- _Task_: Repeat each entry exactly.

(Data about app and page elements)
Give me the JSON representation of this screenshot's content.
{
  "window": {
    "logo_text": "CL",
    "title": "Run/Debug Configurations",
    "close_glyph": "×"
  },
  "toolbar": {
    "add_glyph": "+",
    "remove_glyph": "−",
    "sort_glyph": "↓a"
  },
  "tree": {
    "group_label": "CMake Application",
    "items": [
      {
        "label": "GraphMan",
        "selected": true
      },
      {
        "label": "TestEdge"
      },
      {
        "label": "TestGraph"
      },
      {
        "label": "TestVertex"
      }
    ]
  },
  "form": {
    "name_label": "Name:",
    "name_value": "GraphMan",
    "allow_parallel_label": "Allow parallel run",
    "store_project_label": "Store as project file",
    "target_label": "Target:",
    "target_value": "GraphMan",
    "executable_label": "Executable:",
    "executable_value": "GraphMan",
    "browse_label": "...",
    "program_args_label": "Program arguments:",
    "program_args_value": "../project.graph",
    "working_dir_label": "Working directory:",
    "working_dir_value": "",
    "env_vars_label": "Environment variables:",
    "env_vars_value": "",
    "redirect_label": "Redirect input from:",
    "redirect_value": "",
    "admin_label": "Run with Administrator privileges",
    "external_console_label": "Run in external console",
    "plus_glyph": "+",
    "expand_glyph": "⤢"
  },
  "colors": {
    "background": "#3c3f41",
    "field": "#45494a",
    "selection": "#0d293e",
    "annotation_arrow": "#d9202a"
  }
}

- _Problem solution_:
Give me the JSON representation of this screenshot's content.
{
  "window": {
    "logo_text": "CL",
    "title": "Run/Debug Configurations",
    "close_glyph": "×"
  },
  "toolbar": {
    "add_glyph": "+",
    "remove_glyph": "−",
    "sort_glyph": "↓a"
  },
  "tree": {
    "group_label": "CMake Application",
    "items": [
      {
        "label": "GraphMan",
        "selected": true
      },
      {
        "label": "TestEdge"
      },
      {
        "label": "TestGraph"
      },
      {
        "label": "TestVertex"
      }
    ]
  },
  "form": {
    "name_label": "Name:",
    "name_value": "GraphMan",
    "allow_parallel_label": "Allow parallel run",
    "store_project_label": "Store as project file",
    "target_label": "Target:",
    "target_value": "GraphMan",
    "executable_label": "Executable:",
    "executable_value": "GraphMan",
    "browse_label": "...",
    "program_args_label": "Program arguments:",
    "program_args_value": "../project.graph",
    "working_dir_label": "Working directory:",
    "working_dir_value": "",
    "env_vars_label": "Environment variables:",
    "env_vars_value": "",
    "redirect_label": "Redirect input from:",
    "redirect_value": "",
    "admin_label": "Run with Administrator privileges",
    "external_console_label": "Run in external console",
    "plus_glyph": "+",
    "expand_glyph": "⤢"
  },
  "colors": {
    "background": "#3c3f41",
    "field": "#45494a",
    "selection": "#0d293e",
    "annotation_arrow": "#d9202a"
  }
}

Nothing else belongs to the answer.